With shadow IT running rampant, how can IT keep pace?

Data privacy is high on the minds of businesses and consumers alike, as society at large is getting wise to the potential dangers that even seemingly innocuous apps (ie. FaceApp) might expose them to. That’s why it’s critical that enterprise IT teams put an emphasis on establishing realistic Internet use and network policies to help curb potential threats that could put their networks on ice.

Enforcing these policies, however, is easier said than done.

This is especially apparent when considering Gartner’s estimates that anywhere between 20-50 percent of enterprise app spending takes place without IT’s knowledge or consent — aka, shadow IT.

The rise of shadow IT mirrors the rise of SaaS in the enterprise generally: Tools and workflows that are delivered “as-a-Service” are by design easier to deploy and more cost-effective than on-premise solutions, which is a boon for enterprise IT as their role transforms from IT “cost center” to a more service-oriented operation in the recent past.

The primary concern with shadow IT historically has been that when users bring unauthorized apps onto the network, IT is blind to potential dangers that these tools might introduce; namely, data leakage and falling out of compliance with privacy regulations like SOC2 and GDPR. More often than not, however, shadow IT isn’t conducted with bad intentions on the part of the end user. Instead, it often comes down to a matter of preference: Some teams might like Zoom, for instance, but are only approved to leverage Citrix GotoMeeting or Google Hangouts.

That said, it’s not just the threat of malware that should have network teams concerned about shadow IT. When this practice is on the rise, it’s usually a response to growing dissatisfaction with the policies and tools in place. Moreover, users may be to blame for their own dissatisfaction, when non-approved apps are sapping up network capacity planned for approved tools, impacting performance of both in the process.

This all should immediately trigger enterprise IT to start rethinking their approach to network and app management, including (and perhaps especially) in determining what apps IT allocate network capacity to in the first place.

Get the lay of the land

As the name implies, shadow IT happens when network teams don’t have visibility into every tool leveraging network capacity. It’s more than just an issue of malware hiding in the shadows, its seemingly standard SaaS and web services that do not meet security and privacy compliance standards.

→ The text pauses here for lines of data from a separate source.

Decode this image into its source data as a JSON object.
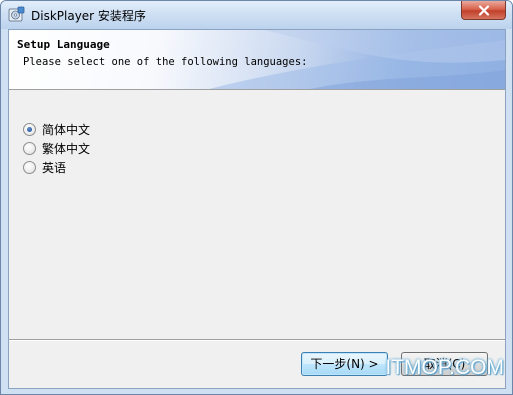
{
  "window": {
    "title": "DiskPlayer 安装程序",
    "app_icon": "installer-disk-icon",
    "close_icon": "close-icon"
  },
  "header": {
    "title": "Setup Language",
    "subtitle": "Please select one of the following languages:"
  },
  "languages": {
    "selected": "简体中文",
    "options": [
      {
        "label": "简体中文",
        "checked": true
      },
      {
        "label": "繁体中文",
        "checked": false
      },
      {
        "label": "英语",
        "checked": false
      }
    ]
  },
  "buttons": {
    "next_label": "下一步(N) >",
    "cancel_label": "取消(C)"
  },
  "watermark": {
    "text": "ITMOP.COM"
  },
  "colors": {
    "title_bar": "#cfe0f3",
    "close_button": "#d9644f",
    "header_gradient_end": "#7ea2dc",
    "dialog_background": "#f0f0f0",
    "radio_selected": "#2b5ea8"
  }
}
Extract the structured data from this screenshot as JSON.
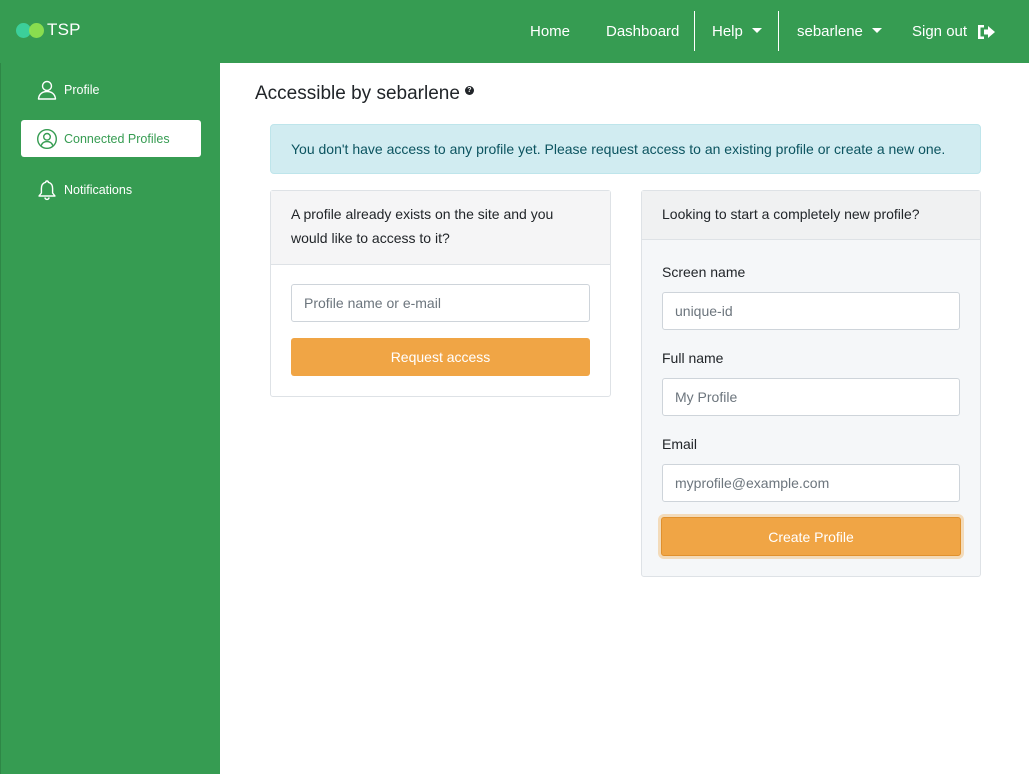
{
  "brand": {
    "name": "TSP"
  },
  "nav": {
    "home": "Home",
    "dashboard": "Dashboard",
    "help": "Help",
    "user": "sebarlene",
    "signout": "Sign out"
  },
  "sidebar": {
    "items": [
      {
        "label": "Profile",
        "icon": "user-icon"
      },
      {
        "label": "Connected Profiles",
        "icon": "user-circle-icon",
        "active": true
      },
      {
        "label": "Notifications",
        "icon": "bell-icon"
      }
    ]
  },
  "main": {
    "title": "Accessible by sebarlene",
    "alert": "You don't have access to any profile yet. Please request access to an existing profile or create a new one.",
    "request_card": {
      "header": "A profile already exists on the site and you would like to access to it?",
      "input_placeholder": "Profile name or e-mail",
      "button": "Request access"
    },
    "create_card": {
      "header": "Looking to start a completely new profile?",
      "screen_name_label": "Screen name",
      "screen_name_placeholder": "unique-id",
      "full_name_label": "Full name",
      "full_name_placeholder": "My Profile",
      "email_label": "Email",
      "email_placeholder": "myprofile@example.com",
      "button": "Create Profile"
    }
  },
  "colors": {
    "primary_green": "#369c52",
    "accent_orange": "#f0a545",
    "alert_bg": "#d1ecf1",
    "alert_text": "#0c5460"
  }
}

Teams also need to have a virtual census of all the applications populating the network to evaluate how non-critical tools (or alternative apps) are impacting the performance of the dependent solutions that are most important to business. Having an understanding of employee habits and preferences versus what’s prescribed by company policy can help inform IT teams on how to better plan network capacity.

Conduct a performance “pulse check”

Once IT has gotten a sense of all the apps leveraging the enterprise network, teams now must use their learnings to explore what existing policies/solutions are working, and where there is a need for improvement. Perhaps that team that abandoned Google Hangouts for Zoom was onto something, for instance, and the whole company would enjoy a different collaboration tool.

IT can also explore if the reason approved tools are being abandoned was a deeper performance issue that IT might not have been aware of. The network team could then take steps to remedy this chronic issue and get all users back on the same page, for instance.

Put newly gained insights to work

All of these steps are in the overall service of giving enterprise IT the visibility they need to successfully do the overarching job of managing and monitoring the network. With this visibility, and with the new insights gained, IT can more easily spot signs of hazardous shadow IT and drive the success of their network policies.

This doesn’t necessarily mean dedicating manpower specifically to policing end users and holding them to task. Instead, teams need to employ lightweight – that is, low bandwidth to not impact production app performance and low overhead for IT to manage – solutions that can deliver insights in near real time.

Once armed with active and passive visibility across the enterprise network, IT can start building bridges between themselves and the users or departments that turned to Shadow IT in the first place. That way, end users and network teams can approach the company’s tech stack collaboratively, recommending new tools or taking a proactive approach to remedying performance issues.